(What to work on) Below are records to give again exactly; omit each image they contain.

(Exercise data)
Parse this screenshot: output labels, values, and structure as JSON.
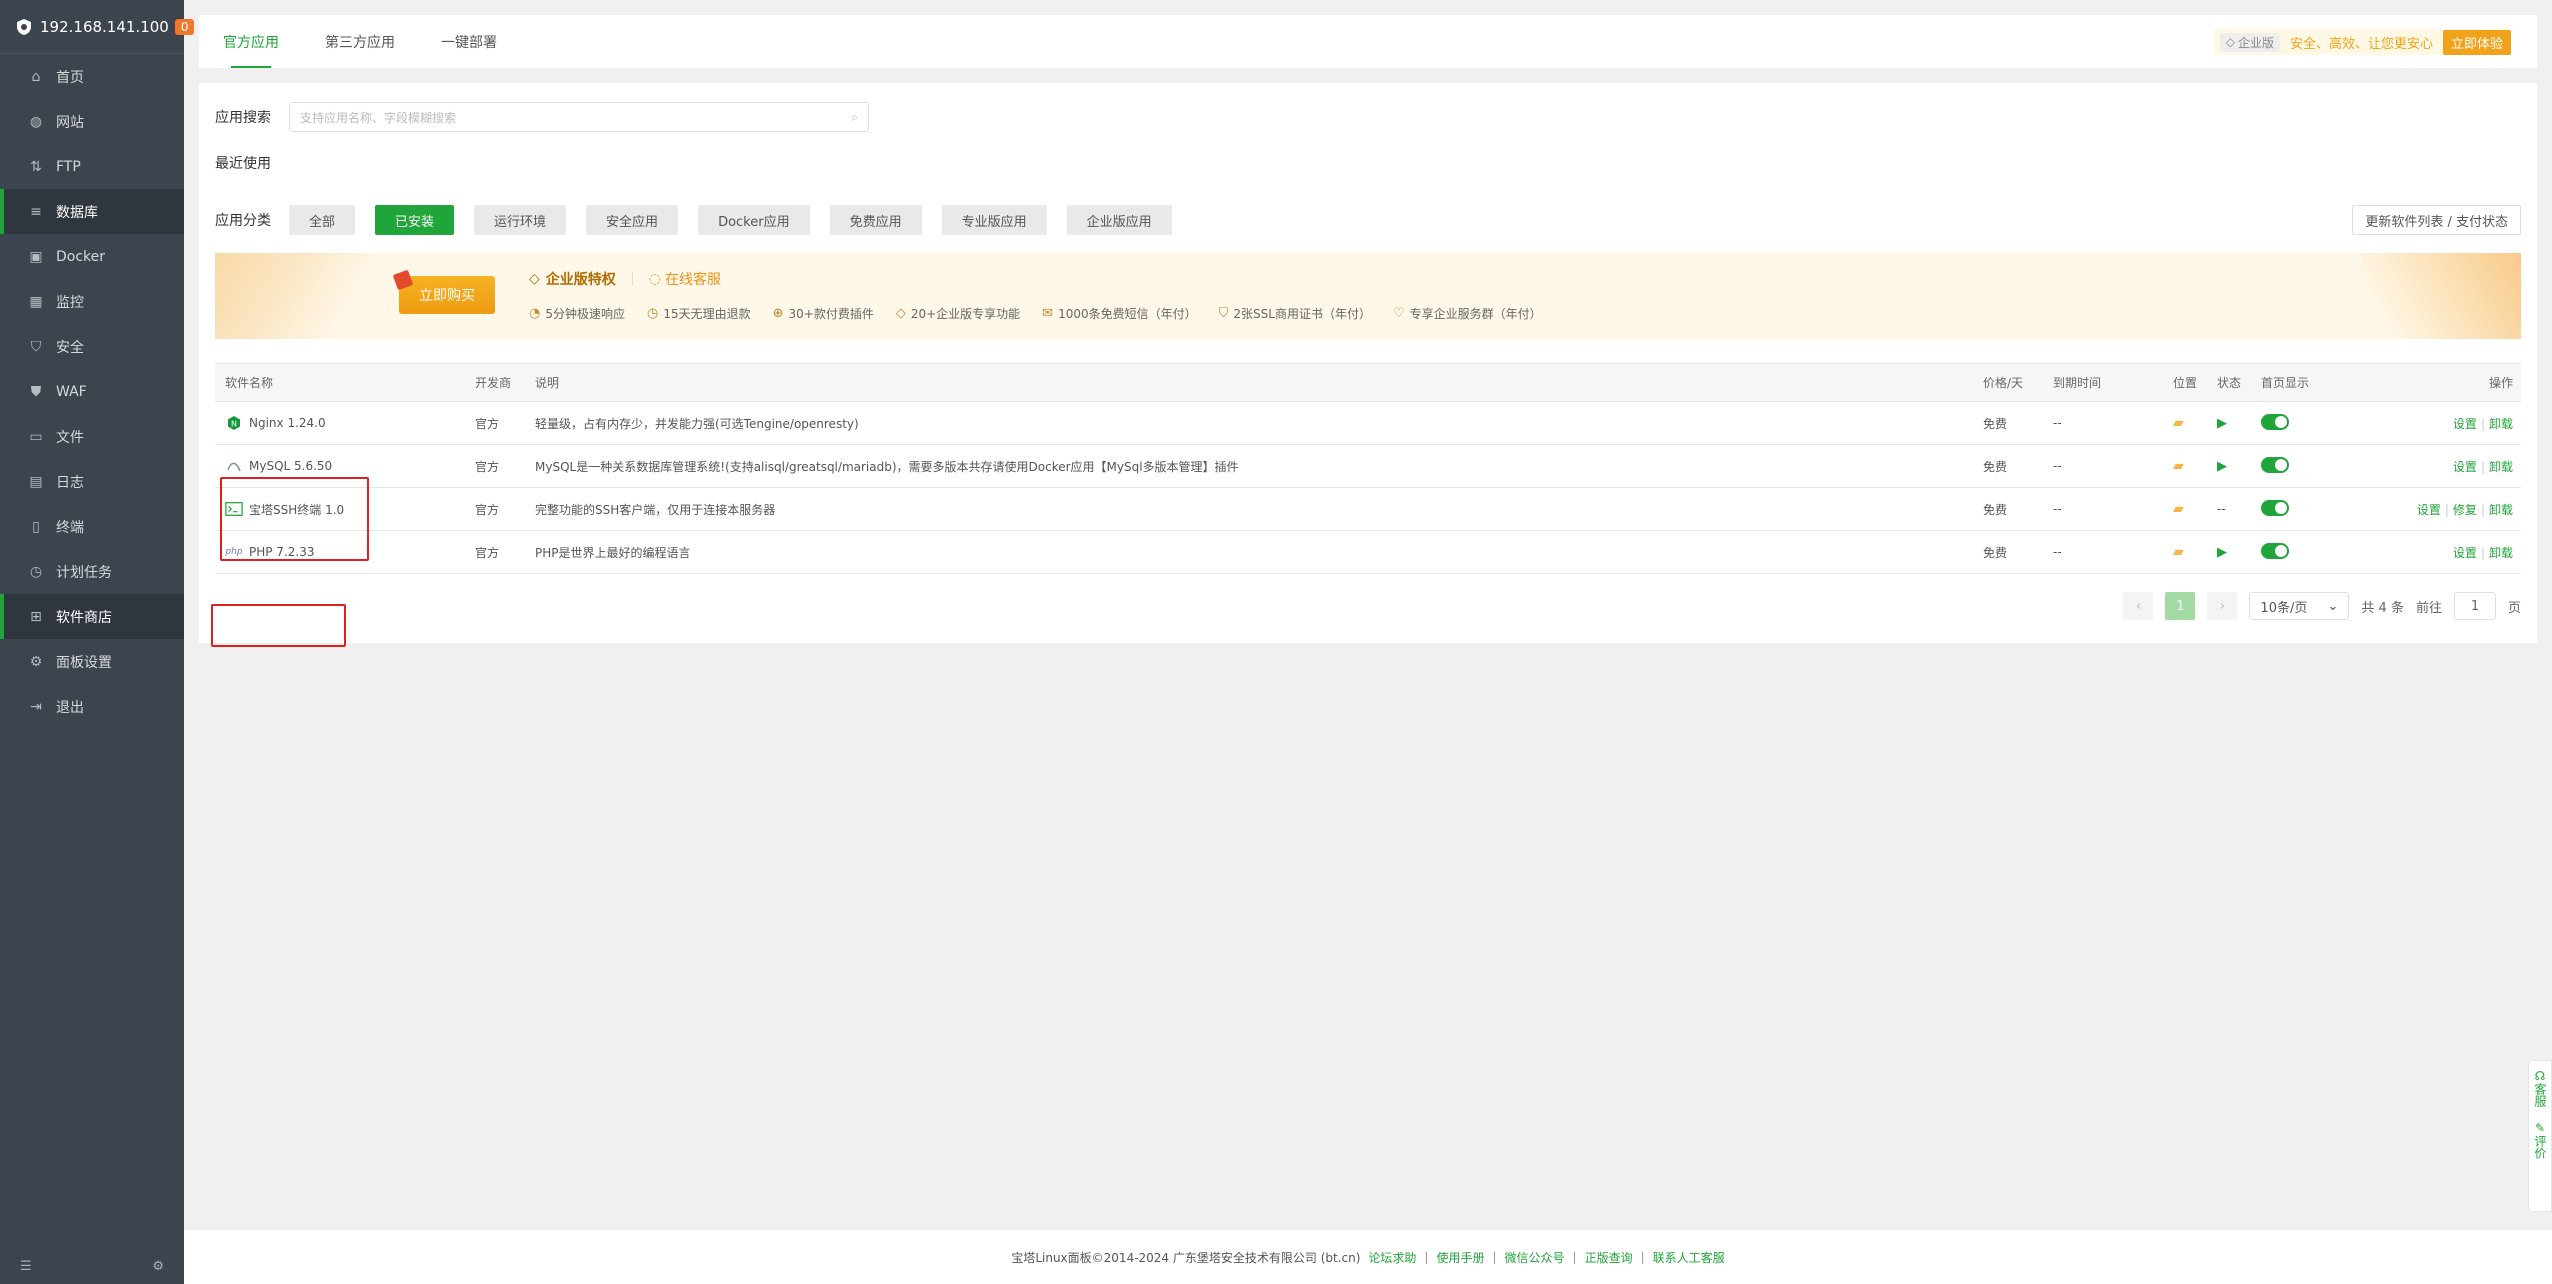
{
  "sidebar": {
    "ip": "192.168.141.100",
    "badge": "0",
    "items": [
      {
        "label": "首页",
        "icon": "home-icon"
      },
      {
        "label": "网站",
        "icon": "globe-icon"
      },
      {
        "label": "FTP",
        "icon": "ftp-icon"
      },
      {
        "label": "数据库",
        "icon": "database-icon"
      },
      {
        "label": "Docker",
        "icon": "docker-icon"
      },
      {
        "label": "监控",
        "icon": "monitor-icon"
      },
      {
        "label": "安全",
        "icon": "shield-icon"
      },
      {
        "label": "WAF",
        "icon": "waf-icon"
      },
      {
        "label": "文件",
        "icon": "folder-icon"
      },
      {
        "label": "日志",
        "icon": "log-icon"
      },
      {
        "label": "终端",
        "icon": "terminal-icon"
      },
      {
        "label": "计划任务",
        "icon": "clock-icon"
      },
      {
        "label": "软件商店",
        "icon": "grid-icon"
      },
      {
        "label": "面板设置",
        "icon": "gear-icon"
      },
      {
        "label": "退出",
        "icon": "logout-icon"
      }
    ]
  },
  "tabs": [
    "官方应用",
    "第三方应用",
    "一键部署"
  ],
  "promo": {
    "tag": "企业版",
    "text": "安全、高效、让您更安心",
    "button": "立即体验"
  },
  "search": {
    "label": "应用搜索",
    "placeholder": "支持应用名称、字段模糊搜索"
  },
  "recent_label": "最近使用",
  "category": {
    "label": "应用分类",
    "items": [
      "全部",
      "已安装",
      "运行环境",
      "安全应用",
      "Docker应用",
      "免费应用",
      "专业版应用",
      "企业版应用"
    ],
    "update_button": "更新软件列表 / 支付状态"
  },
  "banner": {
    "buy": "立即购买",
    "title": "企业版特权",
    "service": "在线客服",
    "features": [
      "5分钟极速响应",
      "15天无理由退款",
      "30+款付费插件",
      "20+企业版专享功能",
      "1000条免费短信（年付）",
      "2张SSL商用证书（年付）",
      "专享企业服务群（年付）"
    ]
  },
  "table": {
    "headers": [
      "软件名称",
      "开发商",
      "说明",
      "价格/天",
      "到期时间",
      "位置",
      "状态",
      "首页显示",
      "操作"
    ],
    "rows": [
      {
        "name": "Nginx 1.24.0",
        "dev": "官方",
        "desc": "轻量级，占有内存少，并发能力强(可选Tengine/openresty)",
        "price": "免费",
        "expire": "--",
        "status": "▶",
        "ops": [
          "设置",
          "卸载"
        ]
      },
      {
        "name": "MySQL 5.6.50",
        "dev": "官方",
        "desc": "MySQL是一种关系数据库管理系统!(支持alisql/greatsql/mariadb)，需要多版本共存请使用Docker应用【MySql多版本管理】插件",
        "price": "免费",
        "expire": "--",
        "status": "▶",
        "ops": [
          "设置",
          "卸载"
        ]
      },
      {
        "name": "宝塔SSH终端 1.0",
        "dev": "官方",
        "desc": "完整功能的SSH客户端，仅用于连接本服务器",
        "price": "免费",
        "expire": "--",
        "status": "--",
        "ops": [
          "设置",
          "修复",
          "卸载"
        ]
      },
      {
        "name": "PHP 7.2.33",
        "dev": "官方",
        "desc": "PHP是世界上最好的编程语言",
        "price": "免费",
        "expire": "--",
        "status": "▶",
        "ops": [
          "设置",
          "卸载"
        ]
      }
    ]
  },
  "pager": {
    "page": "1",
    "size": "10条/页",
    "total": "共 4 条",
    "goto": "前往",
    "goto_val": "1",
    "unit": "页"
  },
  "footer": {
    "copyright": "宝塔Linux面板©2014-2024 广东堡塔安全技术有限公司 (bt.cn)",
    "links": [
      "论坛求助",
      "使用手册",
      "微信公众号",
      "正版查询",
      "联系人工客服"
    ]
  },
  "float": {
    "service": "客服",
    "review": "评价"
  }
}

(Answer for the task)
Parse this screenshot: output labels, values, and structure as JSON.
{
  "sidebar": {
    "ip": "192.168.141.100",
    "badge": "0",
    "items": [
      {
        "label": "首页",
        "icon": "home-icon"
      },
      {
        "label": "网站",
        "icon": "globe-icon"
      },
      {
        "label": "FTP",
        "icon": "ftp-icon"
      },
      {
        "label": "数据库",
        "icon": "database-icon"
      },
      {
        "label": "Docker",
        "icon": "docker-icon"
      },
      {
        "label": "监控",
        "icon": "monitor-icon"
      },
      {
        "label": "安全",
        "icon": "shield-icon"
      },
      {
        "label": "WAF",
        "icon": "waf-icon"
      },
      {
        "label": "文件",
        "icon": "folder-icon"
      },
      {
        "label": "日志",
        "icon": "log-icon"
      },
      {
        "label": "终端",
        "icon": "terminal-icon"
      },
      {
        "label": "计划任务",
        "icon": "clock-icon"
      },
      {
        "label": "软件商店",
        "icon": "grid-icon"
      },
      {
        "label": "面板设置",
        "icon": "gear-icon"
      },
      {
        "label": "退出",
        "icon": "logout-icon"
      }
    ]
  },
  "tabs": [
    "官方应用",
    "第三方应用",
    "一键部署"
  ],
  "promo": {
    "tag": "企业版",
    "text": "安全、高效、让您更安心",
    "button": "立即体验"
  },
  "search": {
    "label": "应用搜索",
    "placeholder": "支持应用名称、字段模糊搜索"
  },
  "recent_label": "最近使用",
  "category": {
    "label": "应用分类",
    "items": [
      "全部",
      "已安装",
      "运行环境",
      "安全应用",
      "Docker应用",
      "免费应用",
      "专业版应用",
      "企业版应用"
    ],
    "update_button": "更新软件列表 / 支付状态"
  },
  "banner": {
    "buy": "立即购买",
    "title": "企业版特权",
    "service": "在线客服",
    "features": [
      "5分钟极速响应",
      "15天无理由退款",
      "30+款付费插件",
      "20+企业版专享功能",
      "1000条免费短信（年付）",
      "2张SSL商用证书（年付）",
      "专享企业服务群（年付）"
    ]
  },
  "table": {
    "headers": [
      "软件名称",
      "开发商",
      "说明",
      "价格/天",
      "到期时间",
      "位置",
      "状态",
      "首页显示",
      "操作"
    ],
    "rows": [
      {
        "name": "Nginx 1.24.0",
        "dev": "官方",
        "desc": "轻量级，占有内存少，并发能力强(可选Tengine/openresty)",
        "price": "免费",
        "expire": "--",
        "status": "▶",
        "ops": [
          "设置",
          "卸载"
        ]
      },
      {
        "name": "MySQL 5.6.50",
        "dev": "官方",
        "desc": "MySQL是一种关系数据库管理系统!(支持alisql/greatsql/mariadb)，需要多版本共存请使用Docker应用【MySql多版本管理】插件",
        "price": "免费",
        "expire": "--",
        "status": "▶",
        "ops": [
          "设置",
          "卸载"
        ]
      },
      {
        "name": "宝塔SSH终端 1.0",
        "dev": "官方",
        "desc": "完整功能的SSH客户端，仅用于连接本服务器",
        "price": "免费",
        "expire": "--",
        "status": "--",
        "ops": [
          "设置",
          "修复",
          "卸载"
        ]
      },
      {
        "name": "PHP 7.2.33",
        "dev": "官方",
        "desc": "PHP是世界上最好的编程语言",
        "price": "免费",
        "expire": "--",
        "status": "▶",
        "ops": [
          "设置",
          "卸载"
        ]
      }
    ]
  },
  "pager": {
    "page": "1",
    "size": "10条/页",
    "total": "共 4 条",
    "goto": "前往",
    "goto_val": "1",
    "unit": "页"
  },
  "footer": {
    "copyright": "宝塔Linux面板©2014-2024 广东堡塔安全技术有限公司 (bt.cn)",
    "links": [
      "论坛求助",
      "使用手册",
      "微信公众号",
      "正版查询",
      "联系人工客服"
    ]
  },
  "float": {
    "service": "客服",
    "review": "评价"
  }
}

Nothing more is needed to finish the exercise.